"A steady stream of fascinating stories of brilliant military tactics interspersed with rampant post-Classical gore. From the slaughter of whole villages to unbridled violations of human dignity, By the Spear reminds us of the ugliness of war, especially when military leaders are apparently void of morality filters... By the Spear is loaded with compelling details...but they aren't simply piled on helter-skelter; rather, they are embedded in Ian Worthington's coherent narrative about Macedonian ascendancy in the 4th century BC. This celebrated professor at the University of Missouri convincingly gives Philip II his due in Hellenism's spread, and masks not his thesis that Philip 'has lived too long in Alexander's shadow'." --Books & Culture

"Most histories extolling Alexander the Great pay modest attention to his father, Philip II, but Worthington gives him equal billing in this admirable, scholarly dual biography." --Kirkus Reviews

"By the Spear is an impressive book" --Gerard DeGroot, The Times (UK)

"Ian Worthington is one of this generation's leading historians of ancient Greece and Macedonia. In this book he provides for the first time in a single volume a comparative perspective on Philip and Alexander's empire building, and he admirably succeeds in making this complex and convoluted story accessible to the uninitiated." --Joseph Roisman, author of Alexander's Veterans and the Early Wars of the Successors

"As Ian Worthington reminds us, without Philip II there would have been no Alexander the Great, and by considering together the accomplishments and foibles of both father and son, By the Spear raises a larger question: do great conquerors make great kings? Alexander inherited the legacy of Philip--an ascendant Macedonian empire--but what was the legacy of Alexander, and to whom was it left? By considering the larger picture, Worthington provides new insight into one of ancient history's most fascinating sagas." --Steven Saylor, author of Raiders of the Nile and Roma: A Novel of Ancient Rome

"The Macedonian empire that reshaped the Mediterranean world was the creation of two remarkable men. Worthington's provocative thesis is that Alexander was a conqueror whose legacy was chaos. Philip was a king who left Alexander the basis of empire. Was the father, then, greater than the son? By the Spear offers an unconventional answer in a narrative that is both persuasive and engaging." --Dennis Showalter, author of Armor and Blood: The Battle of Kursk
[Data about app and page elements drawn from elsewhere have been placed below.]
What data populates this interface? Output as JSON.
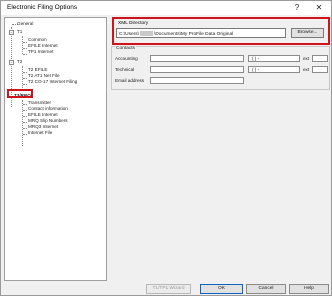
{
  "window": {
    "title": "Electronic Filing Options",
    "help_label": "?",
    "close_label": "✕"
  },
  "tree": {
    "items": [
      {
        "label": "General"
      },
      {
        "label": "T1"
      },
      {
        "label": "Common"
      },
      {
        "label": "EFILE Internet"
      },
      {
        "label": "TP1 Internet"
      },
      {
        "label": "T2"
      },
      {
        "label": "T2 EFILE"
      },
      {
        "label": "T2 AT1 Net File"
      },
      {
        "label": "T2 CO-17 Internet Filing"
      },
      {
        "label": "T3/RRQ"
      },
      {
        "label": "Transmitter"
      },
      {
        "label": "Contact information"
      },
      {
        "label": "EFILE Internet"
      },
      {
        "label": "MRQ Slip Numbers"
      },
      {
        "label": "MRQ3 Internet"
      },
      {
        "label": "Internet File"
      }
    ],
    "expander_minus": "−"
  },
  "xml_directory": {
    "label": "XML Directory",
    "value_prefix": "C:\\Users\\",
    "value_suffix": "\\Documents\\My ProFile Data Original",
    "browse_label": "Browse..."
  },
  "contacts": {
    "group_label": "Contacts",
    "accounting_label": "Accounting",
    "technical_label": "Technical",
    "email_label": "Email address",
    "phone_placeholder": "(   )   -",
    "ext_label": "ext"
  },
  "buttons": {
    "wizard": "T1/TP1 Wizard",
    "ok": "OK",
    "cancel": "Cancel",
    "help": "Help"
  },
  "colors": {
    "highlight": "#d0121b",
    "dialog_bg": "#f0f0f0"
  }
}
"What father-son duo is more mesmerizing than Philip and Alexander of Macedon? Too often historians have focused on one, marginalizing the other, thus Ian Worthington's even-handed treatment of both is to be celebrated. Concise yet clear, Worthington masterfully explores Philip's career and the dazzling, violent, and world-changing reign of his son." --Lawrence A. Tritle, author of A New History of the Peloponnesian War